#### Task brief
Restate the listing below word for word, omitting any images.
· · · · · · ·
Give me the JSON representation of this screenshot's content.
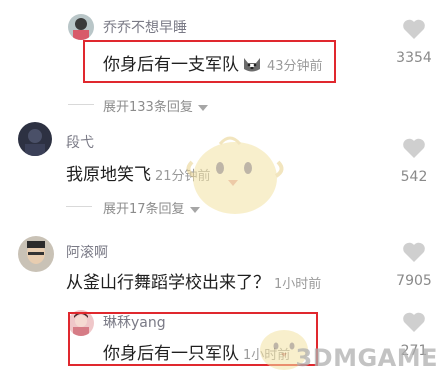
{
  "comments": [
    {
      "username": "乔乔不想早睡",
      "text": "你身后有一支军队",
      "time": "43分钟前",
      "likes": "3354",
      "expand_label": "展开133条回复",
      "highlighted": true
    },
    {
      "username": "段弋",
      "text": "我原地笑飞",
      "time": "21分钟前",
      "likes": "542",
      "expand_label": "展开17条回复",
      "highlighted": false
    },
    {
      "username": "阿滚啊",
      "text": "从釜山行舞蹈学校出来了？",
      "time": "1小时前",
      "likes": "7905",
      "highlighted": false
    },
    {
      "username": "琳秝yang",
      "text": "你身后有一只军队",
      "time": "1小时前",
      "likes": "271",
      "highlighted": true
    }
  ],
  "watermark": {
    "text_prefix": "3D",
    "text_main": "MGAME",
    "text_prefix_full": "3DMGAME"
  },
  "colors": {
    "highlight_border": "#e0282e",
    "username": "#7a7a86",
    "text": "#1f1f1f",
    "muted": "#9a9a9a",
    "like_icon": "#cfcfcf"
  },
  "icons": {
    "like": "heart-icon",
    "expand": "caret-down-icon",
    "emoji": "husky-dog-emoji-icon",
    "back": "chevron-left-icon"
  }
}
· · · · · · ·
#### Solution to this task
Give me the JSON representation of this screenshot's content.
{
  "comments": [
    {
      "username": "乔乔不想早睡",
      "text": "你身后有一支军队",
      "time": "43分钟前",
      "likes": "3354",
      "expand_label": "展开133条回复",
      "highlighted": true
    },
    {
      "username": "段弋",
      "text": "我原地笑飞",
      "time": "21分钟前",
      "likes": "542",
      "expand_label": "展开17条回复",
      "highlighted": false
    },
    {
      "username": "阿滚啊",
      "text": "从釜山行舞蹈学校出来了？",
      "time": "1小时前",
      "likes": "7905",
      "highlighted": false
    },
    {
      "username": "琳秝yang",
      "text": "你身后有一只军队",
      "time": "1小时前",
      "likes": "271",
      "highlighted": true
    }
  ],
  "watermark": {
    "text_prefix": "3D",
    "text_main": "MGAME",
    "text_prefix_full": "3DMGAME"
  },
  "colors": {
    "highlight_border": "#e0282e",
    "username": "#7a7a86",
    "text": "#1f1f1f",
    "muted": "#9a9a9a",
    "like_icon": "#cfcfcf"
  },
  "icons": {
    "like": "heart-icon",
    "expand": "caret-down-icon",
    "emoji": "husky-dog-emoji-icon",
    "back": "chevron-left-icon"
  }
}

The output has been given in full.